China's sovereign rating downgrade by Standard & Poor's (S&P) is unlikely to dampen the sentiment of foreign investors towards the country's bond market, but they are grappling with several other issues about whether to invest more there, say market experts.

S&P cut China's long-term sovereign credit rating from AA- to A+ on Thursday (Friday 22) and reduced the rating of Hong Kong from AAA to AA+, citing the former's mounting debt pile and the latter's strong connections to the mainland.

Researchers said investors were unlikely to greatly change their attitudes towards Chinese bonds following the cuts.  

“Ratings for many other sovereign countries are not particularly high; I don’t think a change to A+ from AA- makes a big difference,” Stephen Chang, Hong Kong-based managing director, head of Asian fixed income at JP Morgan Asset Management, told AsianInvestor.

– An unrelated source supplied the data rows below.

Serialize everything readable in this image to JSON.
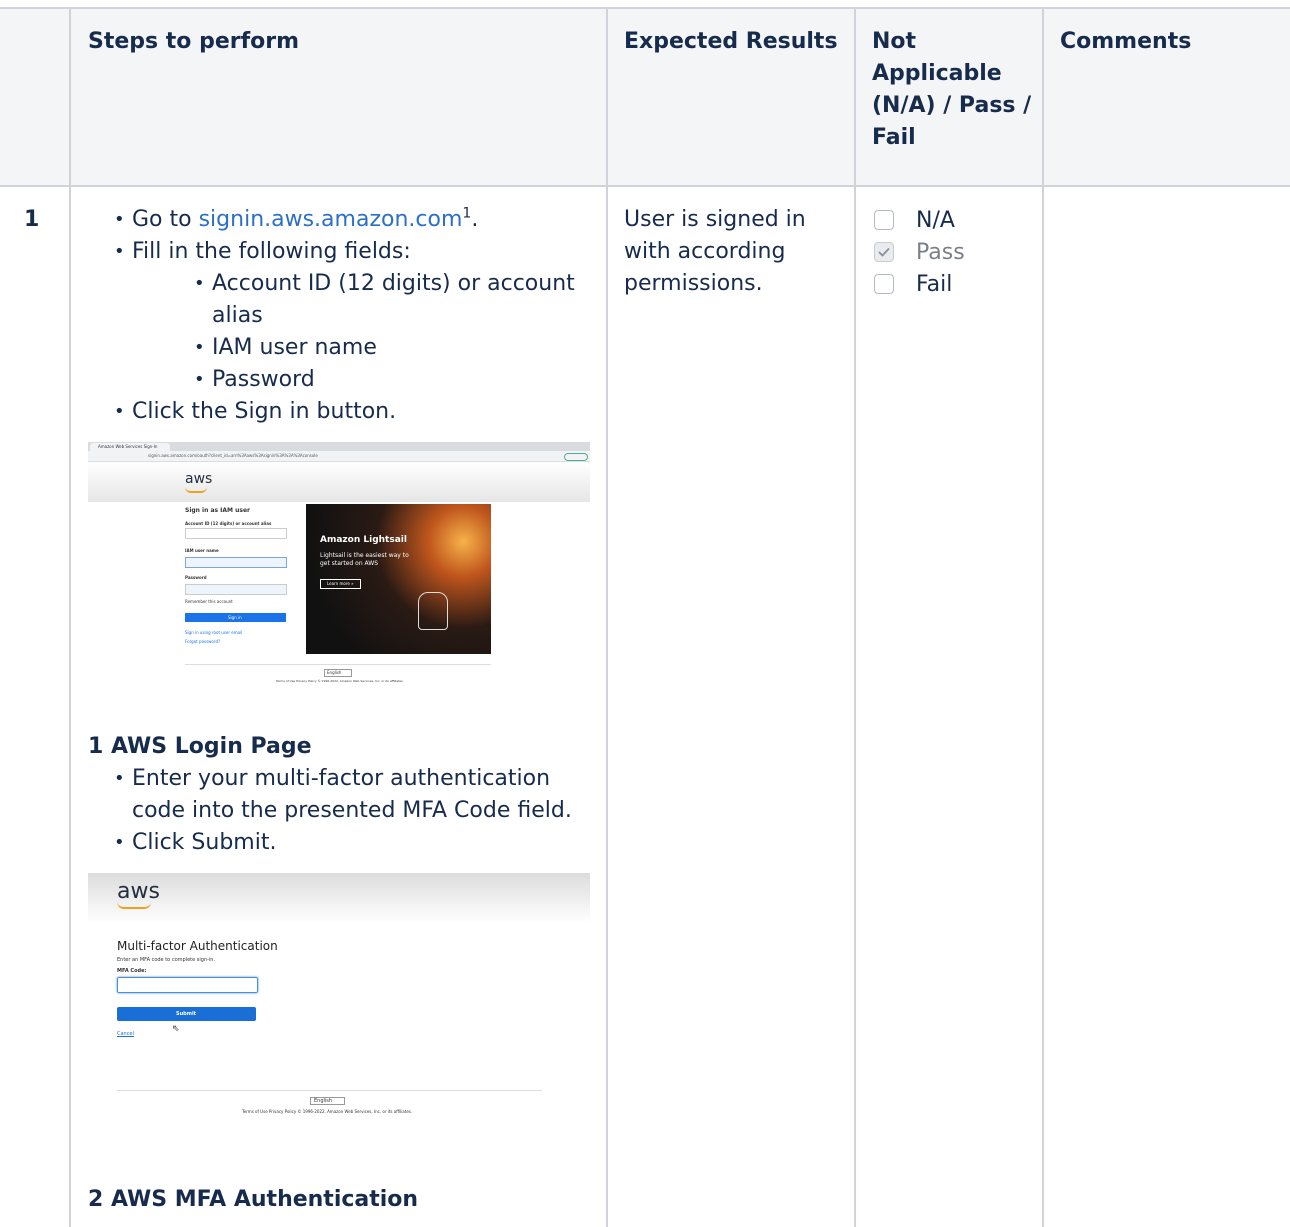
{
  "headers": {
    "steps": "Steps to perform",
    "expected": "Expected Results",
    "status": "Not Applicable (N/A) / Pass / Fail",
    "comments": "Comments"
  },
  "row": {
    "number": "1",
    "step1_prefix": "Go to ",
    "step1_link": "signin.aws.amazon.com",
    "step1_sup": "1",
    "step1_suffix": ".",
    "step2": "Fill in the following fields:",
    "sub1": "Account ID (12 digits) or account alias",
    "sub2": "IAM user name",
    "sub3": "Password",
    "step3": "Click the Sign in button.",
    "caption1": "1 AWS Login Page",
    "step4": "Enter your multi-factor authentication code into the presented MFA Code field.",
    "step5": "Click Submit.",
    "caption2": "2 AWS MFA Authentication",
    "expected": "User is signed in with according permissions.",
    "options": [
      {
        "label": "N/A",
        "checked": false
      },
      {
        "label": "Pass",
        "checked": true
      },
      {
        "label": "Fail",
        "checked": false
      }
    ]
  },
  "screenshot1": {
    "tab": "Amazon Web Services Sign-In",
    "url": "signin.aws.amazon.com/oauth?client_id=arn%3Aaws%3Asignin%3A%3A%3Aconsole",
    "update": "Update",
    "logo": "aws",
    "heading": "Sign in as IAM user",
    "account_label": "Account ID (12 digits) or account alias",
    "user_label": "IAM user name",
    "password_label": "Password",
    "remember": "Remember this account",
    "signin": "Sign in",
    "root_link": "Sign in using root user email",
    "forgot": "Forgot password?",
    "promo_title": "Amazon Lightsail",
    "promo_text": "Lightsail is the easiest way to get started on AWS",
    "promo_button": "Learn more »",
    "language": "English",
    "footer": "Terms of Use  Privacy Policy  © 1996-2022, Amazon Web Services, Inc. or its affiliates."
  },
  "screenshot2": {
    "logo": "aws",
    "heading": "Multi-factor Authentication",
    "instruction": "Enter an MFA code to complete sign-in.",
    "code_label": "MFA Code:",
    "submit": "Submit",
    "cancel": "Cancel",
    "language": "English",
    "footer": "Terms of Use  Privacy Policy  © 1996-2022, Amazon Web Services, Inc. or its affiliates."
  }
}
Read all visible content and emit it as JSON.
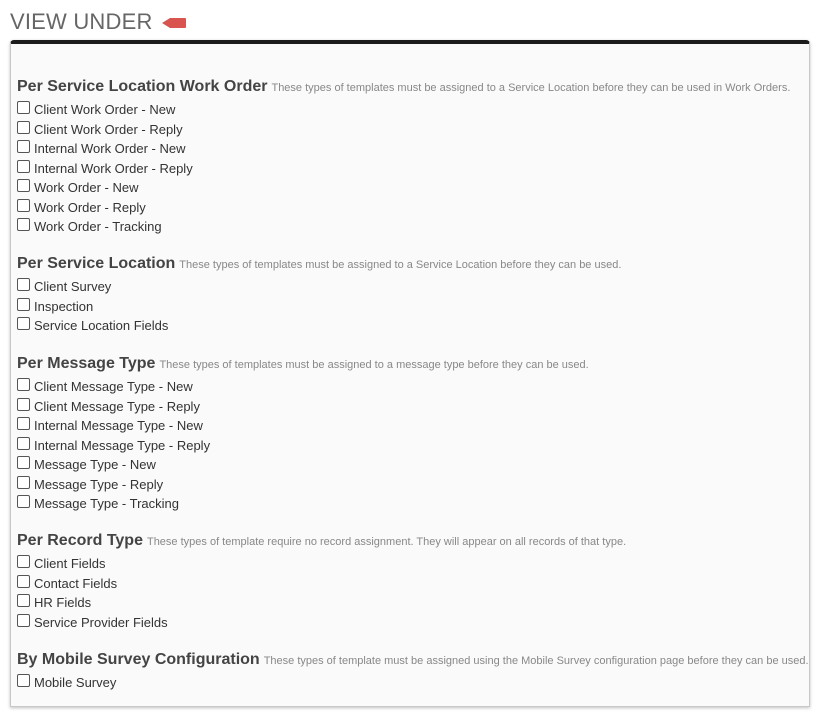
{
  "header": {
    "title": "VIEW UNDER",
    "tag_icon": "red-tag-arrow-icon",
    "tag_color": "#d9534f"
  },
  "sections": [
    {
      "title": "Per Service Location Work Order",
      "description": "These types of templates must be assigned to a Service Location before they can be used in Work Orders.",
      "options": [
        "Client Work Order - New",
        "Client Work Order - Reply",
        "Internal Work Order - New",
        "Internal Work Order - Reply",
        "Work Order - New",
        "Work Order - Reply",
        "Work Order - Tracking"
      ]
    },
    {
      "title": "Per Service Location",
      "description": "These types of templates must be assigned to a Service Location before they can be used.",
      "options": [
        "Client Survey",
        "Inspection",
        "Service Location Fields"
      ]
    },
    {
      "title": "Per Message Type",
      "description": "These types of templates must be assigned to a message type before they can be used.",
      "options": [
        "Client Message Type - New",
        "Client Message Type - Reply",
        "Internal Message Type - New",
        "Internal Message Type - Reply",
        "Message Type - New",
        "Message Type - Reply",
        "Message Type - Tracking"
      ]
    },
    {
      "title": "Per Record Type",
      "description": "These types of template require no record assignment. They will appear on all records of that type.",
      "options": [
        "Client Fields",
        "Contact Fields",
        "HR Fields",
        "Service Provider Fields"
      ]
    },
    {
      "title": "By Mobile Survey Configuration",
      "description": "These types of template must be assigned using the Mobile Survey configuration page before they can be used.",
      "options": [
        "Mobile Survey"
      ]
    }
  ]
}
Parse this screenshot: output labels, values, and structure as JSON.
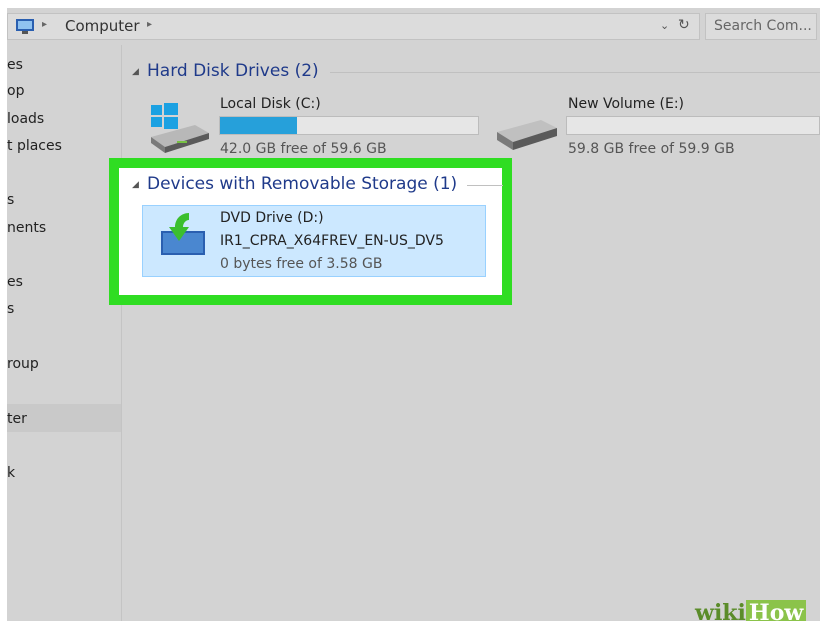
{
  "address_bar": {
    "breadcrumb_root": "Computer",
    "search_placeholder": "Search Com..."
  },
  "nav_pane": {
    "items": [
      "es",
      "op",
      "loads",
      "t places",
      "s",
      "nents",
      "es",
      "s",
      "roup",
      "ter",
      "k"
    ],
    "selected_index": 9
  },
  "groups": [
    {
      "title": "Hard Disk Drives (2)"
    },
    {
      "title": "Devices with Removable Storage (1)"
    }
  ],
  "drives": [
    {
      "name": "Local Disk (C:)",
      "free_text": "42.0 GB free of 59.6 GB",
      "used_fraction": 0.3
    },
    {
      "name": "New Volume (E:)",
      "free_text": "59.8 GB free of 59.9 GB",
      "used_fraction": 0.0
    }
  ],
  "dvd": {
    "name": "DVD Drive (D:)",
    "label": "IR1_CPRA_X64FREV_EN-US_DV5",
    "free_text": "0 bytes free of 3.58 GB"
  },
  "watermark": {
    "part1": "wiki",
    "part2": "How"
  },
  "colors": {
    "highlight": "#2fdd22",
    "bar_fill": "#26a0da",
    "group_header": "#1f3a8a",
    "selection": "#cce8ff"
  }
}
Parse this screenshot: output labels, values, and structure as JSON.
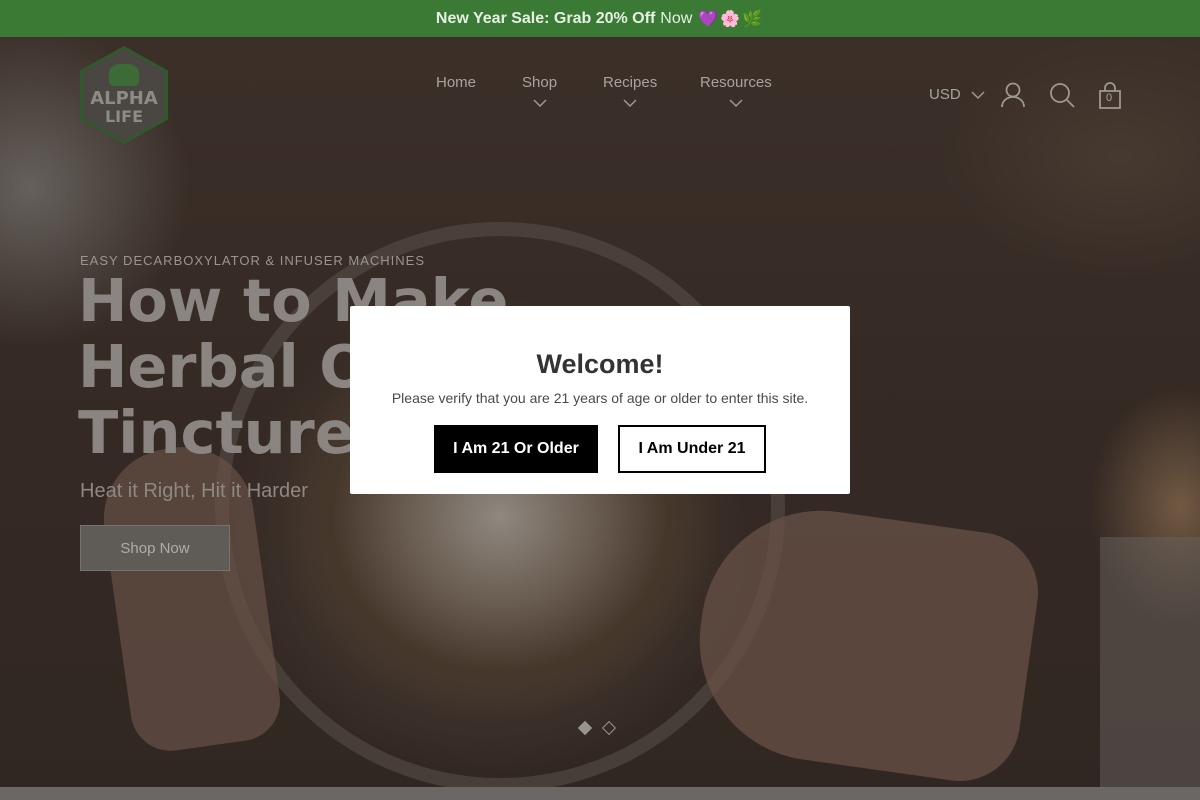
{
  "announcement": {
    "bold_text": "New Year Sale: Grab 20% Off",
    "regular_text": "Now",
    "emoji": "💜🌸🌿"
  },
  "logo": {
    "line1": "ALPHA",
    "line2": "LIFE"
  },
  "nav": {
    "items": [
      {
        "label": "Home",
        "has_dropdown": false
      },
      {
        "label": "Shop",
        "has_dropdown": true
      },
      {
        "label": "Recipes",
        "has_dropdown": true
      },
      {
        "label": "Resources",
        "has_dropdown": true
      }
    ]
  },
  "header": {
    "currency": "USD",
    "cart_count": "0",
    "icons": [
      "account-icon",
      "search-icon",
      "cart-icon"
    ]
  },
  "hero": {
    "eyebrow": "EASY DECARBOXYLATOR & INFUSER MACHINES",
    "headline": "How to Make Herbal Oil, Tinctures",
    "subhead": "Heat it Right, Hit it Harder",
    "cta": "Shop Now",
    "slides": 2,
    "active_slide": 1
  },
  "modal": {
    "title": "Welcome!",
    "message": "Please verify that you are 21 years of age or older to enter this site.",
    "confirm_label": "I Am 21 Or Older",
    "deny_label": "I Am Under 21"
  },
  "colors": {
    "announcement_bg": "#3b7a34",
    "overlay": "#2b2622",
    "modal_bg": "#ffffff",
    "primary_button": "#000000"
  }
}
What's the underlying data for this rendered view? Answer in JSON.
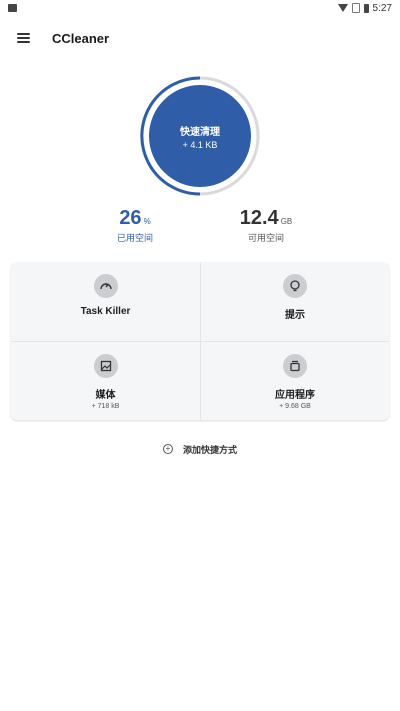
{
  "status_bar": {
    "time": "5:27",
    "icons": [
      "image-icon",
      "wifi-icon",
      "no-sim-icon",
      "battery-icon"
    ]
  },
  "app_bar": {
    "title": "CCleaner",
    "menu_icon": "hamburger-menu-icon"
  },
  "quick_clean": {
    "label": "快速清理",
    "size": "+ 4.1 KB",
    "color": "#2f5da8"
  },
  "storage": {
    "used": {
      "value": "26",
      "unit": "%",
      "caption": "已用空间"
    },
    "free": {
      "value": "12.4",
      "unit": "GB",
      "caption": "可用空间"
    }
  },
  "tiles": [
    {
      "label": "Task Killer",
      "sub": "",
      "icon": "speedometer-icon"
    },
    {
      "label": "提示",
      "sub": "",
      "icon": "lightbulb-icon"
    },
    {
      "label": "媒体",
      "sub": "+ 718 kB",
      "icon": "image-icon"
    },
    {
      "label": "应用程序",
      "sub": "+ 9.68 GB",
      "icon": "apps-stack-icon"
    }
  ],
  "add_shortcut": {
    "label": "添加快捷方式",
    "icon": "plus-circle-icon"
  }
}
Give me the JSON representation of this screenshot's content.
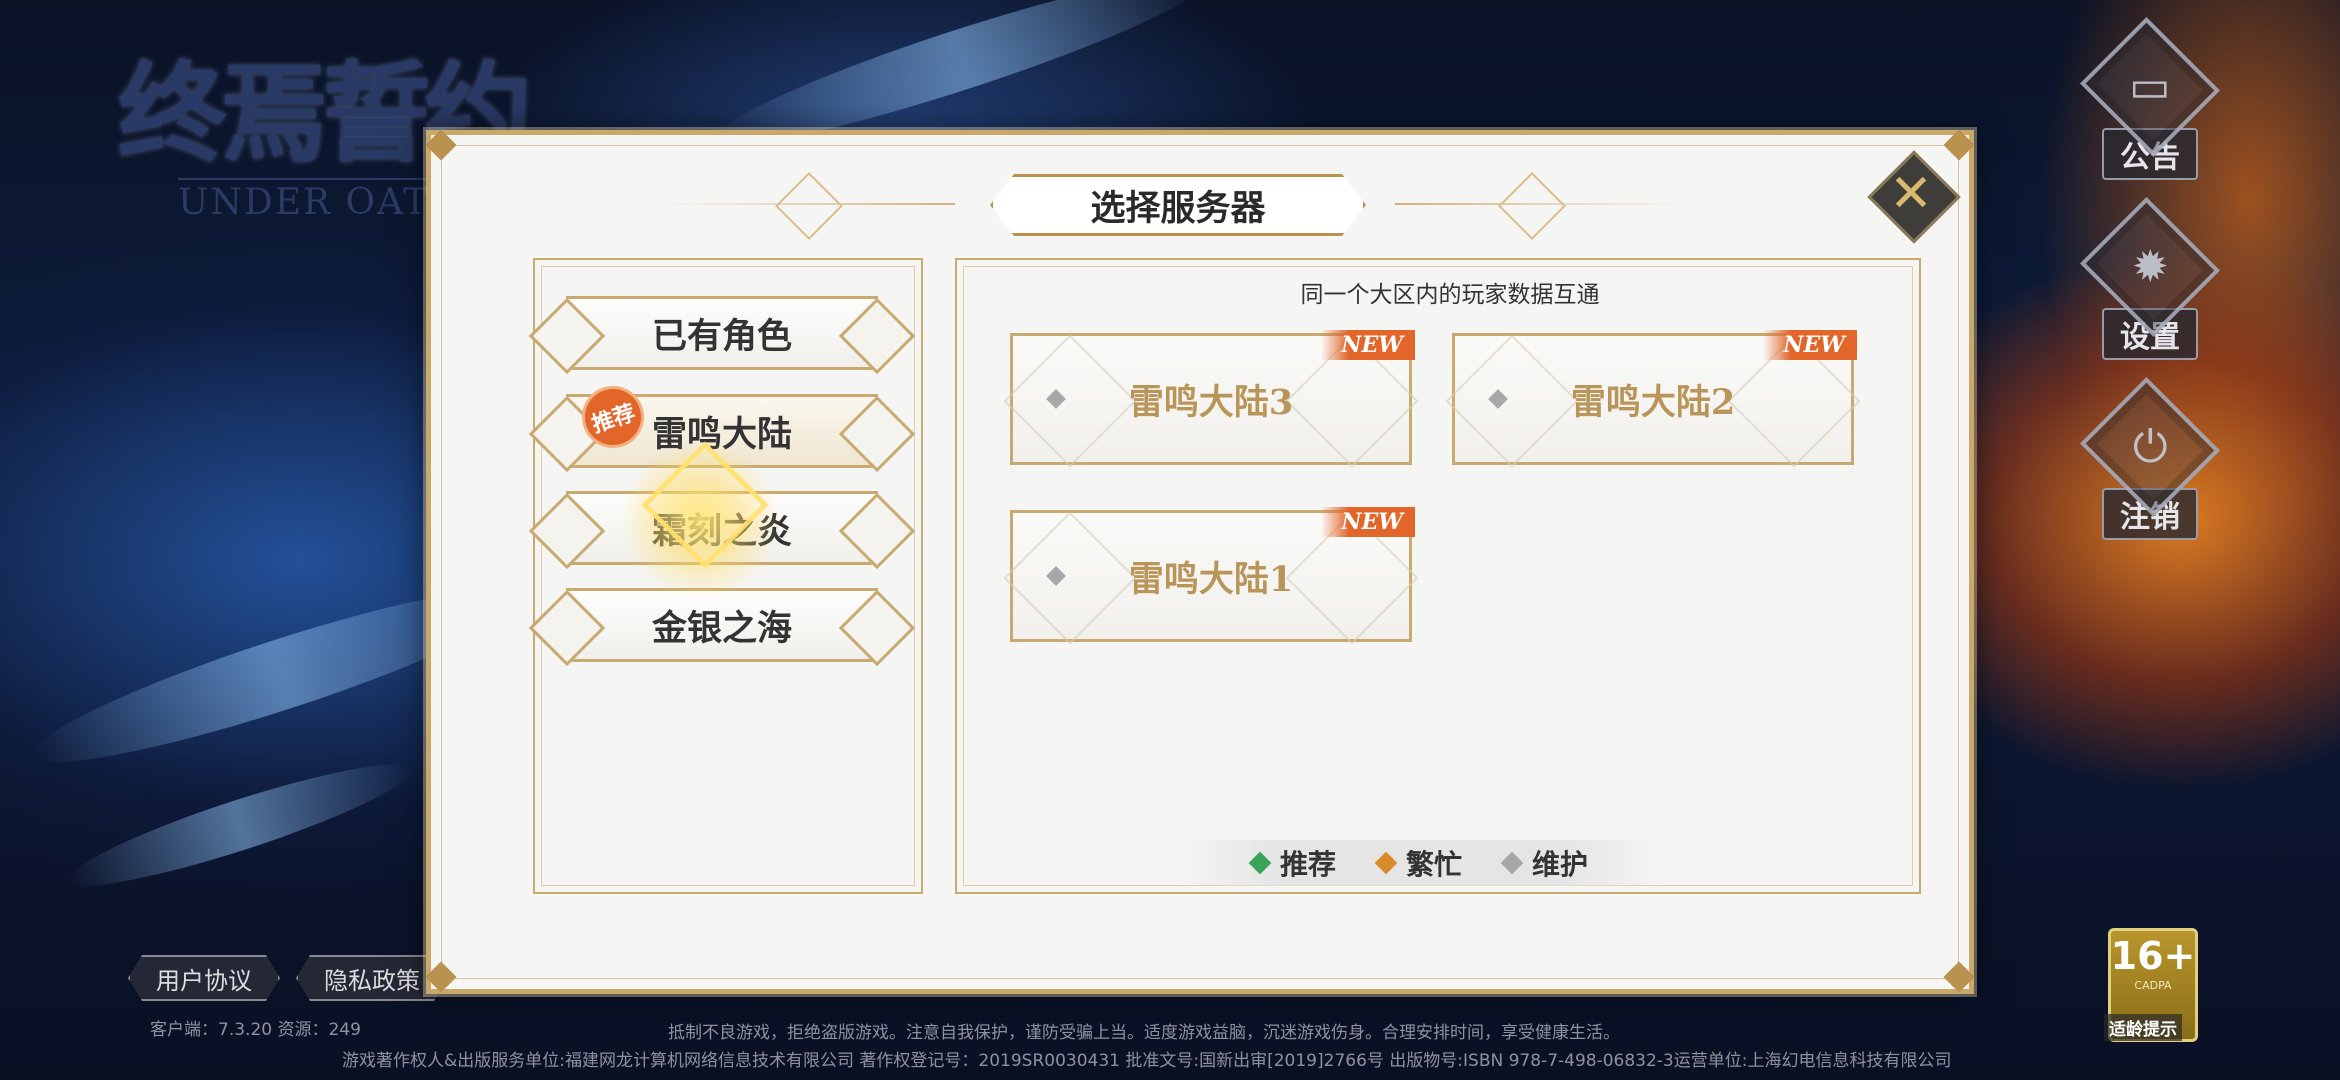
{
  "logo": {
    "cn": "终焉誓约",
    "en": "UNDER OATH"
  },
  "side_menu": [
    {
      "label": "公告",
      "icon": "notice-icon",
      "glyph": "▭"
    },
    {
      "label": "设置",
      "icon": "gear-icon",
      "glyph": "✹"
    },
    {
      "label": "注销",
      "icon": "power-icon",
      "glyph": "⏻"
    }
  ],
  "bottom": {
    "user_agreement": "用户协议",
    "privacy_policy": "隐私政策",
    "version": "客户端：7.3.20   资源：249",
    "notice_line1": "抵制不良游戏，拒绝盗版游戏。注意自我保护，谨防受骗上当。适度游戏益脑，沉迷游戏伤身。合理安排时间，享受健康生活。",
    "notice_line2": "游戏著作权人&出版服务单位:福建网龙计算机网络信息技术有限公司  著作权登记号：2019SR0030431  批准文号:国新出审[2019]2766号  出版物号:ISBN 978-7-498-06832-3运营单位:上海幻电信息科技有限公司",
    "age_rating": "16+",
    "age_sub": "CADPA",
    "age_label": "适龄提示"
  },
  "dialog": {
    "title": "选择服务器",
    "close_glyph": "✕",
    "hint": "同一个大区内的玩家数据互通",
    "tabs": [
      {
        "label": "已有角色"
      },
      {
        "label": "雷鸣大陆"
      },
      {
        "label": "霜刻之炎"
      },
      {
        "label": "金银之海"
      }
    ],
    "recommend_badge": "推荐",
    "servers": [
      {
        "name": "雷鸣大陆3",
        "tag": "NEW"
      },
      {
        "name": "雷鸣大陆2",
        "tag": "NEW"
      },
      {
        "name": "雷鸣大陆1",
        "tag": "NEW"
      }
    ],
    "legend": [
      {
        "label": "推荐",
        "color": "#3aa35a"
      },
      {
        "label": "繁忙",
        "color": "#d98a2a"
      },
      {
        "label": "维护",
        "color": "#a8a8a8"
      }
    ]
  }
}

This view was echoed by Luke Spajic, head of portfolio management for Emerging Asia at Pimco. He told AsianInvestor that previous rating downgrades had not dramatically impacted the demand curve for Chinese bonds, and he did not expect this one to either.

Even S&P doubted the move would cause major changes in bond flows.

“The flows into Chinese debt market, or the bond market, are more likely to be determined by the [government’s] policy stance towards such flows,” added Kim Eng Tan, senior director, sovereign ratings S&P Global Ratings in a media webcast.

Many global investors are under exposed to Chinese financial instruments because of past capital restrictions, which began to loosen with Bond Connect. As Beijing continues to ease these limitations, more investors will increase their allocations into an asset class that is underrepresented in their portfolios, Kim added.

“Definitely we are seeking keen interest on the part of sovereign wealth funds who have often approached the government directly to try to get bigger quotas for their investments in this market, and I expect now the private sector will still be quite enthusiastic about going into this market,” he said.

Bigger issues

A mixture of international macroeconomic issues and domestic Chinese signals are also likely to affect the appeal with which Chinese bond investments are held by foreign investors.

Global investors are particularly focused upon a potential interest rate hike by the Federal Reserve and the European Central Bank’s likely tapering of quantitative easing, said Chang.

Europe’s ultra-low interest rates could begin to reverse course when the ECB starts tapering, possibly in early 2018, and indeed Germany’s finance minister Wolfgang Schaeuble reportedly believes the EU’s central bank should already have begun doing so.

In the US, the 10-year Treasury bond yield rose from 2.1% to 2.27% over the last two weeks over concerns about another potential interest rate hike this year, Chang said. Compared to these two markets, China’s 10-year government bond had a yield of 3.64% on Friday.

In China, foreign investors are most focused upon the exchange rate of the renminbi to other countries. This is particularly imporatant at times when China bond yields are relatively less attractive. The more volatile it is, the less eager they are to enter the market, Chang said.

More clients have asked how they should invest in the China bond market after seeing the renminbi’s appreciation from $0.145 to the renminbi in May to $0.152 on Friday (September 22) and the launch of the Bond Connect in July, but for now most investors are taking a wait-and-see attitude, he added.

Morever, international investors have to consider how difficult it is to buy China bond futures, a key hedging tool. To limit their risk foreign asset managers typically focus on bonds that have the most liquidity. 

And while China’s sovereign rating shifts may not hugely factor into global investor thinking, they do worry that the global rating agencies don’t cover Chinese local corporate bonds sufficiently closely, said Freeman Tsang, head of China and Hong Kong at Legg Mason Global Asset Management. Speaking at a media luncheon, he said his company has been slightly underweight on Chinese corporate bonds since last year.

That defensive attitude is not likely to be helped by this rating drop. Some corporates with ratings at the sovereign ceiling level will see their ratings drop a notch too, Spajic said.

Further cuts possible

S&P annnounced that it had dropped China’s credit rating because of the country’s increasing financial instability, caused by a prolonged period of strong credit growth.

Credit growth in the next two to three years will remain at levels that gradally will increase financial risks, despite government efforts to rein in corporate leverage, according to S&P’s statement.

The agency cautioned that further downgrades could ensue if it looks more likely that China will reduce its efforts to stem growing financial risk and allow loan growth to accelerate to support economic growth, according to the statement.

Moody’s said in May that it downgraded China from Aa3 to A1 amid fears that China’s financial position would “erode somewhat over the coming years”. 

The downgrade by S&P was widely expected by the market.  The rationales of the downgrade are also things that investors are familiar with, including rapid credit growth, build-up of leverage, and reform progress, so the market reaction was muted, said JP Morgan AM’s Chang.

However, the rating cut was criticised in China itself. The country’s finance ministry claimed the decision was “perplexing”, according to Bloomberg, arguing the economy was on a solid foundation.